*Requirement*:
Word for word, reproduce all of the entries shown below.
== == ==
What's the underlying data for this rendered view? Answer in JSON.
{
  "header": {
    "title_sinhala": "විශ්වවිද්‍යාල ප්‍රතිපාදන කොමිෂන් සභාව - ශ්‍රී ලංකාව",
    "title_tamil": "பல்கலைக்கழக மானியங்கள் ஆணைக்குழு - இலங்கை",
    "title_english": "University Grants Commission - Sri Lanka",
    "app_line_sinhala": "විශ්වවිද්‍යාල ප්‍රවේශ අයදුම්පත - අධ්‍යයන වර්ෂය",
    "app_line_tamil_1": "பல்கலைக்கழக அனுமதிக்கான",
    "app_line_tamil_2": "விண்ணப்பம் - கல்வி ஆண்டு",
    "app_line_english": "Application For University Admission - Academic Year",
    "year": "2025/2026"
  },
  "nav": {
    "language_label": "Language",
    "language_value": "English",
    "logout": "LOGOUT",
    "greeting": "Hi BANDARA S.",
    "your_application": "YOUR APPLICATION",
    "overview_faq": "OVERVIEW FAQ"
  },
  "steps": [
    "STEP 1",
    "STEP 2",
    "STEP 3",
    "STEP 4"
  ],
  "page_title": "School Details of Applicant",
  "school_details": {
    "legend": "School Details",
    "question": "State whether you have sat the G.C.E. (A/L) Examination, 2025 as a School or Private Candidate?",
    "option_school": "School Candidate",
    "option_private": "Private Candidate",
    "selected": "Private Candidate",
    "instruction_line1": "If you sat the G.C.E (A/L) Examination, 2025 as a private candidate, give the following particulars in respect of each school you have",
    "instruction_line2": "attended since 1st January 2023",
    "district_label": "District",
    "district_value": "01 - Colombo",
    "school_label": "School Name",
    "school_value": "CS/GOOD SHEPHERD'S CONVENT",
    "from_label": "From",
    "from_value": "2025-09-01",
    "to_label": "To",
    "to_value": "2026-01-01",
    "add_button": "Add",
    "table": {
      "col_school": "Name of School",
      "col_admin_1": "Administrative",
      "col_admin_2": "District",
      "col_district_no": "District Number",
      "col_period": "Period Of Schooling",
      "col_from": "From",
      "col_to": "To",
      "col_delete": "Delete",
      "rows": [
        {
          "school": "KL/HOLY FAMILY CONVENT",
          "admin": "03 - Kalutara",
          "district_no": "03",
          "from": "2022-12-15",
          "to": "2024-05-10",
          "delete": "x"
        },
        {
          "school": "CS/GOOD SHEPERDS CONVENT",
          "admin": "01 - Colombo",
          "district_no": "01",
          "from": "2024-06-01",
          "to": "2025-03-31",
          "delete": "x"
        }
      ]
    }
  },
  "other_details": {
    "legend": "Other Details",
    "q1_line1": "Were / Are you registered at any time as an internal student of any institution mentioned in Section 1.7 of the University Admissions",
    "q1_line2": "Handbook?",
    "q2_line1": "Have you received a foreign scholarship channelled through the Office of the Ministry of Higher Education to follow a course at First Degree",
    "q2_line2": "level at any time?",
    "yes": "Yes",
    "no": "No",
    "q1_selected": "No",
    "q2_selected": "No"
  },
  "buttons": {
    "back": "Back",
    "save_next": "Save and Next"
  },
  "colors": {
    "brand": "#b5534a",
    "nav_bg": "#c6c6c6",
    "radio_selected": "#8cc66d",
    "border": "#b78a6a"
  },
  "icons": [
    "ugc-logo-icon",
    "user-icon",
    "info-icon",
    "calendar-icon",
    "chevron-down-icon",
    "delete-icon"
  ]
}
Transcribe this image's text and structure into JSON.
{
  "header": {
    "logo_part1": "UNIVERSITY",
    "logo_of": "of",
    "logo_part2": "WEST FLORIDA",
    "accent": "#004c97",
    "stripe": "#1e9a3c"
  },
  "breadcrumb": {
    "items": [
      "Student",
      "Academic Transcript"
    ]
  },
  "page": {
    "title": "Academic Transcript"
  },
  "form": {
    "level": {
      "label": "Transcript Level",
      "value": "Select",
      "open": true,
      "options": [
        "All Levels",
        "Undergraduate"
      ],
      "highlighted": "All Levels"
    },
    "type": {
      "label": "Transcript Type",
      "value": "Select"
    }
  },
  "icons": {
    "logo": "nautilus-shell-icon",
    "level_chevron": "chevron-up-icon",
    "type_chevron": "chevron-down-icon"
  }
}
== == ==
*Written response*:
What's the underlying data for this rendered view? Answer in JSON.
{
  "header": {
    "title_sinhala": "විශ්වවිද්‍යාල ප්‍රතිපාදන කොමිෂන් සභාව - ශ්‍රී ලංකාව",
    "title_tamil": "பல்கலைக்கழக மானியங்கள் ஆணைக்குழு - இலங்கை",
    "title_english": "University Grants Commission - Sri Lanka",
    "app_line_sinhala": "විශ්වවිද්‍යාල ප්‍රවේශ අයදුම්පත - අධ්‍යයන වර්ෂය",
    "app_line_tamil_1": "பல்கலைக்கழக அனுமதிக்கான",
    "app_line_tamil_2": "விண்ணப்பம் - கல்வி ஆண்டு",
    "app_line_english": "Application For University Admission - Academic Year",
    "year": "2025/2026"
  },
  "nav": {
    "language_label": "Language",
    "language_value": "English",
    "logout": "LOGOUT",
    "greeting": "Hi BANDARA S.",
    "your_application": "YOUR APPLICATION",
    "overview_faq": "OVERVIEW FAQ"
  },
  "steps": [
    "STEP 1",
    "STEP 2",
    "STEP 3",
    "STEP 4"
  ],
  "page_title": "School Details of Applicant",
  "school_details": {
    "legend": "School Details",
    "question": "State whether you have sat the G.C.E. (A/L) Examination, 2025 as a School or Private Candidate?",
    "option_school": "School Candidate",
    "option_private": "Private Candidate",
    "selected": "Private Candidate",
    "instruction_line1": "If you sat the G.C.E (A/L) Examination, 2025 as a private candidate, give the following particulars in respect of each school you have",
    "instruction_line2": "attended since 1st January 2023",
    "district_label": "District",
    "district_value": "01 - Colombo",
    "school_label": "School Name",
    "school_value": "CS/GOOD SHEPHERD'S CONVENT",
    "from_label": "From",
    "from_value": "2025-09-01",
    "to_label": "To",
    "to_value": "2026-01-01",
    "add_button": "Add",
    "table": {
      "col_school": "Name of School",
      "col_admin_1": "Administrative",
      "col_admin_2": "District",
      "col_district_no": "District Number",
      "col_period": "Period Of Schooling",
      "col_from": "From",
      "col_to": "To",
      "col_delete": "Delete",
      "rows": [
        {
          "school": "KL/HOLY FAMILY CONVENT",
          "admin": "03 - Kalutara",
          "district_no": "03",
          "from": "2022-12-15",
          "to": "2024-05-10",
          "delete": "x"
        },
        {
          "school": "CS/GOOD SHEPERDS CONVENT",
          "admin": "01 - Colombo",
          "district_no": "01",
          "from": "2024-06-01",
          "to": "2025-03-31",
          "delete": "x"
        }
      ]
    }
  },
  "other_details": {
    "legend": "Other Details",
    "q1_line1": "Were / Are you registered at any time as an internal student of any institution mentioned in Section 1.7 of the University Admissions",
    "q1_line2": "Handbook?",
    "q2_line1": "Have you received a foreign scholarship channelled through the Office of the Ministry of Higher Education to follow a course at First Degree",
    "q2_line2": "level at any time?",
    "yes": "Yes",
    "no": "No",
    "q1_selected": "No",
    "q2_selected": "No"
  },
  "buttons": {
    "back": "Back",
    "save_next": "Save and Next"
  },
  "colors": {
    "brand": "#b5534a",
    "nav_bg": "#c6c6c6",
    "radio_selected": "#8cc66d",
    "border": "#b78a6a"
  },
  "icons": [
    "ugc-logo-icon",
    "user-icon",
    "info-icon",
    "calendar-icon",
    "chevron-down-icon",
    "delete-icon"
  ]
}
Transcribe this image's text and structure into JSON.
{
  "header": {
    "logo_part1": "UNIVERSITY",
    "logo_of": "of",
    "logo_part2": "WEST FLORIDA",
    "accent": "#004c97",
    "stripe": "#1e9a3c"
  },
  "breadcrumb": {
    "items": [
      "Student",
      "Academic Transcript"
    ]
  },
  "page": {
    "title": "Academic Transcript"
  },
  "form": {
    "level": {
      "label": "Transcript Level",
      "value": "Select",
      "open": true,
      "options": [
        "All Levels",
        "Undergraduate"
      ],
      "highlighted": "All Levels"
    },
    "type": {
      "label": "Transcript Type",
      "value": "Select"
    }
  },
  "icons": {
    "logo": "nautilus-shell-icon",
    "level_chevron": "chevron-up-icon",
    "type_chevron": "chevron-down-icon"
  }
}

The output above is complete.